It must have sounded a good idea on paper; reaching people who might be prejudiced by the words Watch Tower. In practice, it was a disaster!

For a start, Henry Burr sounds rather the worse for wear. The hymns contain some high notes that his baritone had considerable difficulty in reaching. Limited to two minutes many hymns were abridged. The reverse side, Pastor Russell’s short sermons – and the only reason the Bible Students would purchase – was even worse! Russell was now in very poor health and died in October 1916. His voice, unsuitable for the Photodrama, was even more unsuitable now. The recordings were very poorly made, and today (without a transcript) much of what is said is indecipherable. It appears to have been the same at the time because complaints flooded in, and the Watch Tower had to announce they had been re-recorded. This time, Harry Humphries was hired again. His voice was slightly slower, so the speed for his recordings was reduced to 80 rpm. There is some improvement, but not a lot, and the records soon ceased production. The Angelophone Hymnal disappeared from the Society’s cost list after 1919.

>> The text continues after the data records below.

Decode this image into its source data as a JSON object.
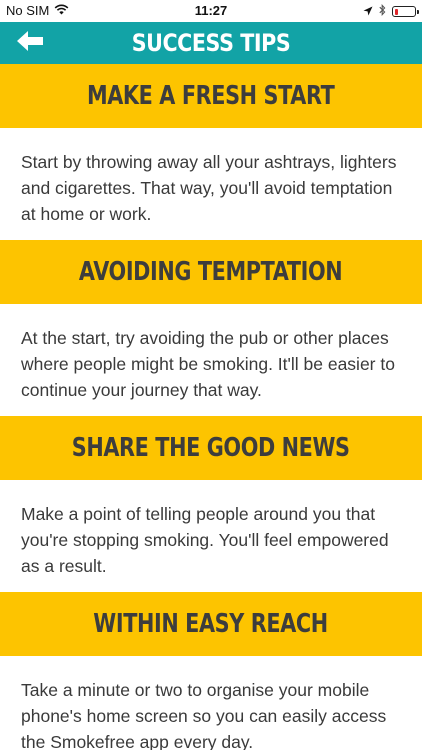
{
  "status_bar": {
    "carrier": "No SIM",
    "time": "11:27",
    "icons": [
      "wifi-icon",
      "location-arrow-icon",
      "bluetooth-icon",
      "battery-low-icon"
    ],
    "battery_color": "#e0262a"
  },
  "nav": {
    "title": "SUCCESS TIPS",
    "back_icon": "arrow-left-icon",
    "background": "#12a3a6"
  },
  "tips": [
    {
      "title": "MAKE A FRESH START",
      "body": "Start by throwing away all your ashtrays, lighters and cigarettes. That way, you'll avoid temptation at home or work."
    },
    {
      "title": "AVOIDING TEMPTATION",
      "body": "At the start, try avoiding the pub or other places where people might be smoking. It'll be easier to continue your journey that way."
    },
    {
      "title": "SHARE THE GOOD NEWS",
      "body": "Make a point of telling people around you that you're stopping smoking. You'll feel empowered as a result."
    },
    {
      "title": "WITHIN EASY REACH",
      "body": "Take a minute or two to organise your mobile phone's home screen so you can easily access the Smokefree app every day."
    }
  ],
  "colors": {
    "header_yellow": "#fdc400",
    "header_text": "#3d3d3d",
    "body_text": "#3a3a3a"
  }
}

Note for collectors: there are two issues. The first issue has dark blue paper labels for the ‘Old Fireside Hymns’ and an embossed title for the lectures given (uncredited) by Russell. The second issue has light blue paper labels for the hymns (the words ‘Old Fireside’ are omitted) and off-white paper labels for the lectures given (uncredited) by Humphries.

Taken from “The Watchtower (IBSA) Recordings” published in “The Historic Record” issue 27 (dated April 1993) with kind permission of the author.

- Posted by jerome at Thursday, September 01, 2011 - Watch Tower History @